In May 2004, Los Angeles, California, hosted North America's premier symphonic concert of orchestrated video game music. The concert was none other than Dear Friends: Music from Final Fantasy, which was not the same concert that was held in Japan in February 2002. The concert featured arranged music, from famed video game music composer, Nobuo Uematsu, played by a live orchestra and choir. The show opened to a warm reception and left fans of Uematsu's music wanting more. It wasn't long afterwards that the announcement of a North American tour of the Dear Friends program was made, with the first stop in Chicago, Illinois.
"The orchestra was virtually perfect..."

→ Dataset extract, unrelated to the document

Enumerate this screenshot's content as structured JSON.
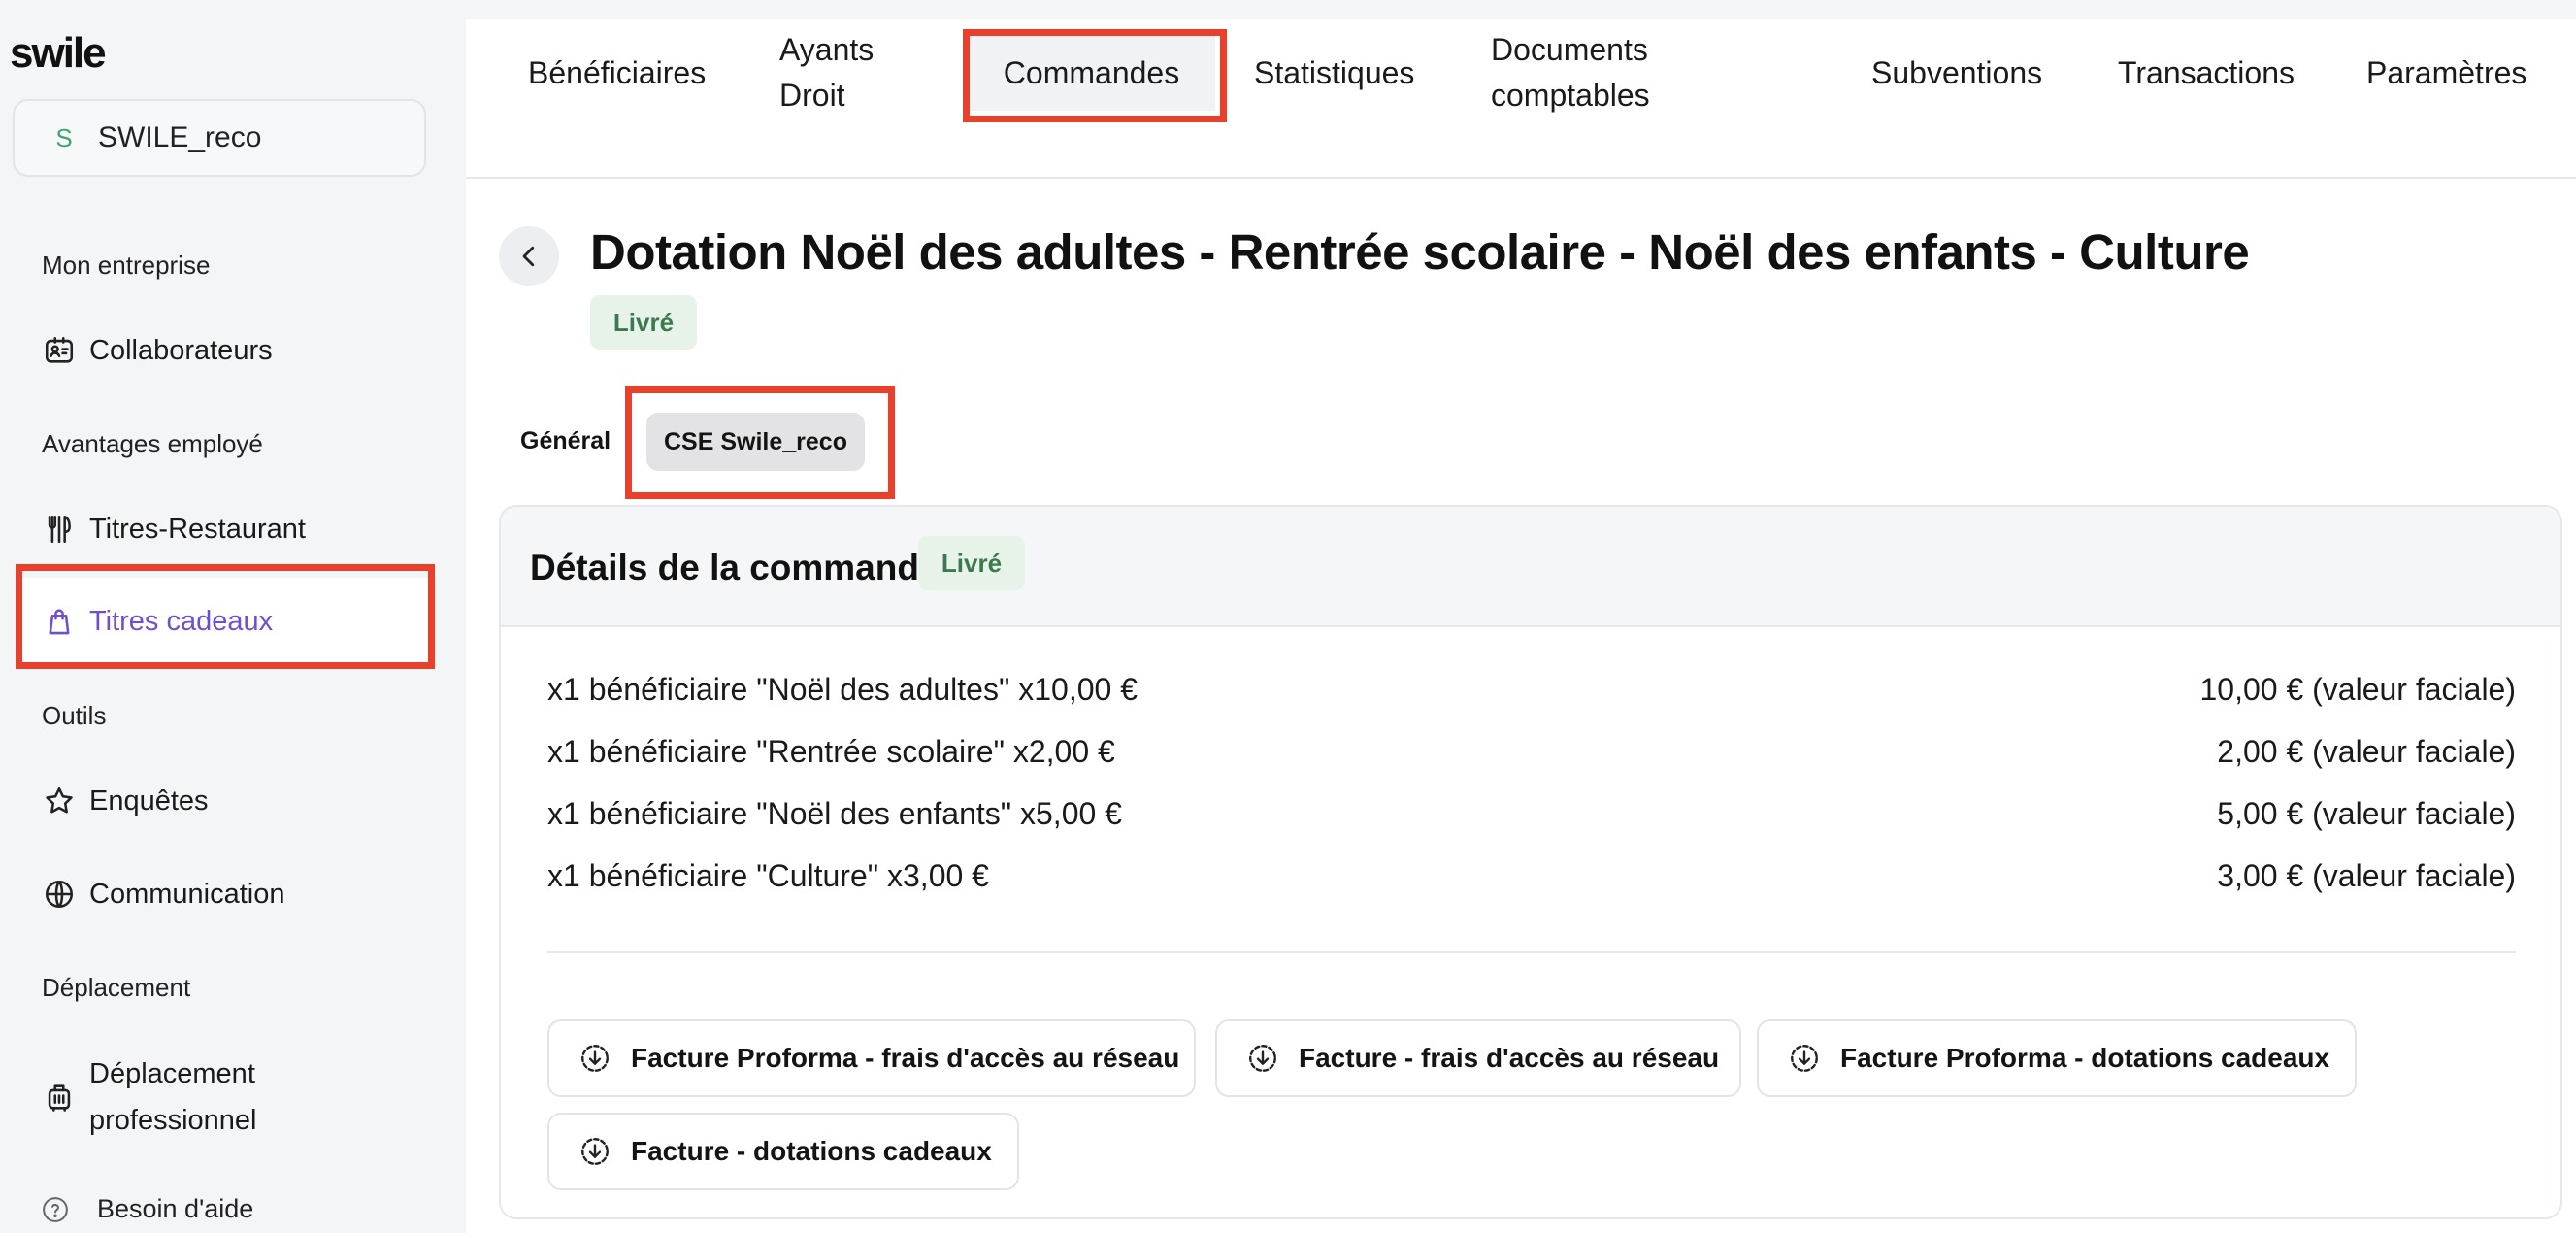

The Chicagoland POPS Orchestra and Festival Choir performed to a sold-out crowd on February 19, at the Rosemont Theatre. Crowds of people lined up outside the building in 20-degree weather before being allowed in to take their seats. Though most people were dressed appropriately for the show, the house was not without a few die-hard fans decked out in clothes based on characters from the Final Fantasy series. If one were so inclined, the show's program could be purchased for $20 and posters and t-shirts were also being sold for $10 and $20 respectively. In the concert hall itself was, of course, the stage. Suspended above the stage were three large screens, which displayed various scenes from different Final Fantasy games, corresponding to the song being performed at the time.
The crowd burst into applause when Mr. Uematsu himself emerged into the seating area to take his seat among his fans, which was exciting, to say the least. In fact, the concert master appeared shortly afterward to virtually no notice and little applause. After the orchestra was tuned, the conductor, Mr. Arnie Roth appeared and took his place at the head of the orchestra. After opening the show with a powerful rendition of FFVIII's Liberi Fatali, the introductions were made, and Gene Honda appeared as the night's Master of Ceremonies.
The entire concert ran roughly an hour and a half. The program included the following pieces:
Liberi Fatali (FFVIII)
Terra's Theme (FFVI)
Theme of Love (FFIV)
Dear Friends (FFV)
Vamo' Alla Flamenco (FFIX)
Love Grows (FFVIII)
Aeris's Theme (FFVII)
Not Alone (FFIX)
Final Fantasy I-III Medley
New Melody from Final Fantasy VII: Advent Children
Though the entire show was impressive, there were a few noteworthy pieces. The orchestral rendition of Zanarkand was a breath-taking new approach to the formerly piano-only piece. Vamo' Alla Flamenco, with the live classical guitar, was done brilliantly with the inclusion of a full orchestra. Furthermore, Aeris's Theme, probably the key piece in the show, received a standing ovation from the audience. The only disappointment with the program was that it felt more like a popular music concert, than a symphonic concert. The audience cheered and applauded at the end of every piece and, in some cases, in the middle of a song. Though this may not seem like a problem for some, this is not usual concert etiquette and can be considered quite annoying by those who want to hear the music uninterrupted by cheers and hollers.
After the last piece played, Maestro Arnie Roth invited Nobuo Uematsu on stage for a few words to his fans. Being unable to speak English, he was accompanied by a translator. In his speech, after joking with the audience a bit for some laughs, Nobuo hinted at the continuation of the Dear Friends concert tour, in San Francisco, and at the idea of a global tour. He also hinted at the possibility of a U.S. tour of his rock band, the Black Mages. Before leaving the stage, Mr. Uematsu announced one last piece, unlisted in the program, as an encore: One-winged Angel, the most well-received piece of the night.
The presentation of the concert was very well-executed. The orchestra was virtually perfect and was accompanied on some of the pieces by a flawless choir. From the gripping first lines of Liberi Fatali to the last note of One-winged Angel, the concert created and maintained a level of excitement and energy well beyond the end of the show. The program proved that video game music is more-than-worthy of being recognized as a valid form of music for any audience. Whether one is a fan of Uematsu's music or not, they should be able to appreciate how well the show sounded and was pulled off. For those who were fans of Uematsu's music to begin with, this show was, at the very least, a night to remember.